## [To do]
When the string "title" is part of a line in the data below, report the whole line.

## [Data to examine]
·····

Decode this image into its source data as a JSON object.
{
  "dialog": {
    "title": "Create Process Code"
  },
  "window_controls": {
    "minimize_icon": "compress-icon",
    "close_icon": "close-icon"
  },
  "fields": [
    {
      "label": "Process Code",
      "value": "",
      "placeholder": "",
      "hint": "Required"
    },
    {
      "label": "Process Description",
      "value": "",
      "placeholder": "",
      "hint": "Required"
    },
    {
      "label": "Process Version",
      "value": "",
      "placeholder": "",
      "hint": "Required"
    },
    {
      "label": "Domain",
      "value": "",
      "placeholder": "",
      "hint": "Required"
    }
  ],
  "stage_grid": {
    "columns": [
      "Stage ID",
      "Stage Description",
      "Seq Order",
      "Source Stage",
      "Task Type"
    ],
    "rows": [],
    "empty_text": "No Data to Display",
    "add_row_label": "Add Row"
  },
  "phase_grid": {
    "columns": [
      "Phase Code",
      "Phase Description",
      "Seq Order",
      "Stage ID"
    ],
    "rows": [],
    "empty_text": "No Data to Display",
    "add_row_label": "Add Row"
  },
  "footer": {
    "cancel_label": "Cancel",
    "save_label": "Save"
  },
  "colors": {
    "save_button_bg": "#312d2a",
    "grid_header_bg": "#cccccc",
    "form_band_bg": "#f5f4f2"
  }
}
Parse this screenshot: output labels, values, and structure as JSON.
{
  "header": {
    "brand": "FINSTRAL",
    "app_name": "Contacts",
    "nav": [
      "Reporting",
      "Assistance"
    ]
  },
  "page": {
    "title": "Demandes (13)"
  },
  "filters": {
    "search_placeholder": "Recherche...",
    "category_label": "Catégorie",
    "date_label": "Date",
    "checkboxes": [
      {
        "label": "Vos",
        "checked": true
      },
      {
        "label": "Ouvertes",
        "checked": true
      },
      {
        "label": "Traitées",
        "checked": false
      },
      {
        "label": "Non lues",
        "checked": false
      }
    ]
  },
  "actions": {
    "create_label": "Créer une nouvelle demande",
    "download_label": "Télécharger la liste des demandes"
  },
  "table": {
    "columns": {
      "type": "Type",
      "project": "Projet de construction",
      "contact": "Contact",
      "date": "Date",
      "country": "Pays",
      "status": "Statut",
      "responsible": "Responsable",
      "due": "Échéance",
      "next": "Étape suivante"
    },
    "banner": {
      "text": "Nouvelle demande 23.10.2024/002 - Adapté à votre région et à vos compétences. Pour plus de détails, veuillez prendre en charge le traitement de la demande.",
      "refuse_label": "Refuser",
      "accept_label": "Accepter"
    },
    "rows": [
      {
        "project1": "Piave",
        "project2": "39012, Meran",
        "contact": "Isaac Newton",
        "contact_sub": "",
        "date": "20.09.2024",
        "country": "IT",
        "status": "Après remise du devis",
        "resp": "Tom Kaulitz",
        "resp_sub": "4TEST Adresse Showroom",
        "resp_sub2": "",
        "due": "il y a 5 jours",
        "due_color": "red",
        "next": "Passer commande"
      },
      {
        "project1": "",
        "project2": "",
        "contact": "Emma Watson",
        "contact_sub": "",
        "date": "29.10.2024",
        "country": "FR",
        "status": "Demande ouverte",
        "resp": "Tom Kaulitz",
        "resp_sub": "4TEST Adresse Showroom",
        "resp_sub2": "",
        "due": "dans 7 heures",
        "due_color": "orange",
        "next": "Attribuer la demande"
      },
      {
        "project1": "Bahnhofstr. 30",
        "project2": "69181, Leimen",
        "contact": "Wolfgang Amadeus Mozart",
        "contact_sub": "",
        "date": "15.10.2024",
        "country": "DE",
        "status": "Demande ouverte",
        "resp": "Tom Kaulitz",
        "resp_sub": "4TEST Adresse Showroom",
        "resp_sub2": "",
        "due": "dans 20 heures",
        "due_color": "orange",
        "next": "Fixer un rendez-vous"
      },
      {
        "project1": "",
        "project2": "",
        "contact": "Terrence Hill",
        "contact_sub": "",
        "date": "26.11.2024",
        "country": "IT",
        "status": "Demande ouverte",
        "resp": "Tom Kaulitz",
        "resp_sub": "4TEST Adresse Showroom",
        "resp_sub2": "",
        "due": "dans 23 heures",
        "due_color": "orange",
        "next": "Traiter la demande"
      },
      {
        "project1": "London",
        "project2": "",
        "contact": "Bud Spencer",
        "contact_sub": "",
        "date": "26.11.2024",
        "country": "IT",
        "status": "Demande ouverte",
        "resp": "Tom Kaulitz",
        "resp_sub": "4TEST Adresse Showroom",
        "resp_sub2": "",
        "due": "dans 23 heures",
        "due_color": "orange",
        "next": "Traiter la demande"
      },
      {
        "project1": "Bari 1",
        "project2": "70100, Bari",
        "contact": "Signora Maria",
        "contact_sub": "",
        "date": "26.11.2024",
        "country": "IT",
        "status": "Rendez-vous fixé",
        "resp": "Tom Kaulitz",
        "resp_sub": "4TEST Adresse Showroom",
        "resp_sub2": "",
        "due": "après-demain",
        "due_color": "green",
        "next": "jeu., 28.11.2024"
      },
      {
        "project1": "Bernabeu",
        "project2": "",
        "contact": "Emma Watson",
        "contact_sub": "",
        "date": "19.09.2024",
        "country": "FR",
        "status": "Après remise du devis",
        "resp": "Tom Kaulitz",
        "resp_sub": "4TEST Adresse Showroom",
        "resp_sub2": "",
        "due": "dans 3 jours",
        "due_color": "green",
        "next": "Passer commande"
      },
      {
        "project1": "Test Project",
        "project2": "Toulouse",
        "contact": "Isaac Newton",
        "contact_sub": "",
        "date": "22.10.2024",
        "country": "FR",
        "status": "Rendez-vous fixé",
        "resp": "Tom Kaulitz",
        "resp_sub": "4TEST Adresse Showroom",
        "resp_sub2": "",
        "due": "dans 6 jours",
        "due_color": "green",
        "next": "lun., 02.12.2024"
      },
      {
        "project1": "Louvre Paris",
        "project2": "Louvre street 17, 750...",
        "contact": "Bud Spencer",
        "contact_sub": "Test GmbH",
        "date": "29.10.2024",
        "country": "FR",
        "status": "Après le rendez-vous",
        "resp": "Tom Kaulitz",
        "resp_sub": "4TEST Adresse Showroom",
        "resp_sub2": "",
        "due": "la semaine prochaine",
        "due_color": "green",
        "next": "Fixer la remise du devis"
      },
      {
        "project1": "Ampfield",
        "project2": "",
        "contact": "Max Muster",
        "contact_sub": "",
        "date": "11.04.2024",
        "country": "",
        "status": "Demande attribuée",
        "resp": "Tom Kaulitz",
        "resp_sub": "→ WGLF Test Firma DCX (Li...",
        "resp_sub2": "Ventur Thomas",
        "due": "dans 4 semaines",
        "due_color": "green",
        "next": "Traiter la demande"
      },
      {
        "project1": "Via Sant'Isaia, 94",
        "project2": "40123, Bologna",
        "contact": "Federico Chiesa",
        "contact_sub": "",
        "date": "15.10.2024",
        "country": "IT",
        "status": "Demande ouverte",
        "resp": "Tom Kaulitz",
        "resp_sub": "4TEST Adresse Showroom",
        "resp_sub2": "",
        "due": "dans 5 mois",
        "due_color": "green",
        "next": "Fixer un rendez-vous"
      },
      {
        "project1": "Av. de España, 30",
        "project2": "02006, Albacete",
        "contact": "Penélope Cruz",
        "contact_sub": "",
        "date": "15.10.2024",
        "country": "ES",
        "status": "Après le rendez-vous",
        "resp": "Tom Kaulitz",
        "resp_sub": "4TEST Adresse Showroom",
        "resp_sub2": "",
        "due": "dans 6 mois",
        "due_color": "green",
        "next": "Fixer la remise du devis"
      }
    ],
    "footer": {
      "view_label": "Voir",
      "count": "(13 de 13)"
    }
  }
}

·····

## [Written reply]
    "title": "Create Process Code"
    "title": "Demandes (13)"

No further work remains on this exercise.